Monday 1 April 2019

How many bookies will close?

Today saw the introduction of the £2 cap on stakes for fixed-odds betting terminals. Like the introduction of minimum pricing eleven months ago, it gives us a chance to see how the promises of nanny state campaigners bear up against reality.

It's all quiet on the minimum pricing front, although I gather that the number of units of alcohol sold in Scotland rose by around four per cent in the first six months.

With regards to the dreaded FOBTs, various anti-gambling campaigners have claimed that punters will abandon high stakes digital gambling in favour of betting on horse racing and sports. There will, they say, be little impact on high street bookies. By contrast, I have always said that punters will go online and at least a thousand bookies will close - with the loss of several thousand jobs. I also predict that the rate of problem gambling will remain within the same narrow band of between 0.4% and 0.9% that it has been in for the last 20 years.

The early signs are that I'm on the right track. Even the Guardian's anti-FOBT correspondent Rob Davies admits that 2,300 of Britain's 9,000 betting shops could close and the big bookmakers are already in the process of wielding the axe...

Ladbrokes is to close up to 1,000 shops this year in a move that could put "thousands" of jobs at risk. The bookmaker, which is part of the Ladbrokes Coral group, currently has 3,475 stores.

.. William Hill announced in January that it may have to close up to 900 stores over the next two years, in a move that could affect 4,500 jobs.

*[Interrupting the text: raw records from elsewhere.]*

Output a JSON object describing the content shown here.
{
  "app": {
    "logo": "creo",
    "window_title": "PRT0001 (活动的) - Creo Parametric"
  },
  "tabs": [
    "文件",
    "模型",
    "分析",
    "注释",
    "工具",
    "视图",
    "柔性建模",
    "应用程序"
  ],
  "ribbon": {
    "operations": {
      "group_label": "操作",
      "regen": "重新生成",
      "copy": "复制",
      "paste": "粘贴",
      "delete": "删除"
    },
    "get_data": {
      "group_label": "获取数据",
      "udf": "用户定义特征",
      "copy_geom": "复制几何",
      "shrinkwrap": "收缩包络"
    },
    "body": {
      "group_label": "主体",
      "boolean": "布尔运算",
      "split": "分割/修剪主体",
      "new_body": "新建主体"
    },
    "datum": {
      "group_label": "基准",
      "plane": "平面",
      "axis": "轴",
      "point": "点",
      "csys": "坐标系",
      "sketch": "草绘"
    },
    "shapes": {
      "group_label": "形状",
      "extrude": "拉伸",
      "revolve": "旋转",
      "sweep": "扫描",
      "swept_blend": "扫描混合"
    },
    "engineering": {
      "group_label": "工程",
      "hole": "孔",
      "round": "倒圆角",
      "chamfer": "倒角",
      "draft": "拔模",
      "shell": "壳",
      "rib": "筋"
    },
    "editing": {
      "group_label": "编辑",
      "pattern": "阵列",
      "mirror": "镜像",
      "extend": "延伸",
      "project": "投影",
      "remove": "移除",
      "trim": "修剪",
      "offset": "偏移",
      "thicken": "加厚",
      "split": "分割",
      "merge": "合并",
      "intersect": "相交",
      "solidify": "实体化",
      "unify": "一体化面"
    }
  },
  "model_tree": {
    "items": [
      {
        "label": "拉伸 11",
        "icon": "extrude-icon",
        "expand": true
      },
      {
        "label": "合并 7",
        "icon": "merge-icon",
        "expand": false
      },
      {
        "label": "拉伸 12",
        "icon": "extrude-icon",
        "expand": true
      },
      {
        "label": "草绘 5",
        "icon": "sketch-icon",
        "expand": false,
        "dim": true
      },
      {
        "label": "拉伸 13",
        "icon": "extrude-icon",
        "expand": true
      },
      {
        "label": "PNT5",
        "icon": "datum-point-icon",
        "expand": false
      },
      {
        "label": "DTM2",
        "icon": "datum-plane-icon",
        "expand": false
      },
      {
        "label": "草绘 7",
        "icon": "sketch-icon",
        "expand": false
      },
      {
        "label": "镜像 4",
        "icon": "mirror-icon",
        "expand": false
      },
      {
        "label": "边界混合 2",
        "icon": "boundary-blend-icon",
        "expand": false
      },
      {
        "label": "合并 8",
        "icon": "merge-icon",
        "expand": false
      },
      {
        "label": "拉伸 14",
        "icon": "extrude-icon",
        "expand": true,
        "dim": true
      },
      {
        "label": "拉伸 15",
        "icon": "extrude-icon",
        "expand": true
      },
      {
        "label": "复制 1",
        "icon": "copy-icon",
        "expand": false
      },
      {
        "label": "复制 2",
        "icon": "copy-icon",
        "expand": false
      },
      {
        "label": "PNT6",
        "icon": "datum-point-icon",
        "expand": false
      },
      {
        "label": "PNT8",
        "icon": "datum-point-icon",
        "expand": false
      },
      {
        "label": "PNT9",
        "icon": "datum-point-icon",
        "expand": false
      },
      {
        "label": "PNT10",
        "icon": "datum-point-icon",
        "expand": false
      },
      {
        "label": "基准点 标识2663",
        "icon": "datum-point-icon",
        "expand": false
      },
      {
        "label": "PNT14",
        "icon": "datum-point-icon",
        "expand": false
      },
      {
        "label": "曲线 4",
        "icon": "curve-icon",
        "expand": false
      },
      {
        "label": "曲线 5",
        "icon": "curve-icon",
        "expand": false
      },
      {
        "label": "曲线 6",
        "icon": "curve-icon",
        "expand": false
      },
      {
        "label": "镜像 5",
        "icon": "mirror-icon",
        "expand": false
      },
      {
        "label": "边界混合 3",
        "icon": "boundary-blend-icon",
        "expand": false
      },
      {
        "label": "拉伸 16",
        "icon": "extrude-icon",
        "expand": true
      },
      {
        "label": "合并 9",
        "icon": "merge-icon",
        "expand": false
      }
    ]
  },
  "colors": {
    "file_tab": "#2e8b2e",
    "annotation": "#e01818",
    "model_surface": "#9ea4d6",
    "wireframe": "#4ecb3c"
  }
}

Let's face it. The mass closure of betting shops is a feature, not a bug, of this policy.

Meanwhile, it's worth reading this article by the Independent's business reporter Ben Chapman, who is virtually the only journalist who has bothered to do any real research about this moral panic.

Just three weeks before the stake cut is due to come into force, DCMS quietly released a report detailing major flaws in the evidence relied on for the policy. The department has sat on the report for a year.

The Regulatory Policy Committee (RPC) report shows that while bookmakers will lose out when stakes are cut to £2, other parts of the gambling industry stand stand to scoop a £440m windfall as players shift their behaviour.

Even this figure may be an underestimate because it is not based on empirical evidence, the RPC report reveals.

Some of the hundreds of millions of gambling losses that will migrate from FOBTs are likely to flow to sectors such as arcades and casinos which spent large sums lobbying MPs for the FOBT stake cut.

Casinos and arcades possess slot machines with many of the same addictive features as FOBTs.

Because these machines are faster than FOBTs and pay out less, players can lose money on slots just as quickly - even at drastically lower stakes.

The RPC – an independent government body which evaluates the evidence behind proposals - initially found that DCMS’ impact assessment for the £2 stake policy was “not fit for purpose”.

The main point of Chapman's article is that no adequate process of evaluation has been put in place for this policy. That will suit the anti-gambling crowd well. In any case, FOBTs will soon be forgotten when we rerun the whole panic substituting 'online gambling' for 'fixed odds betting terminals'.

No comments: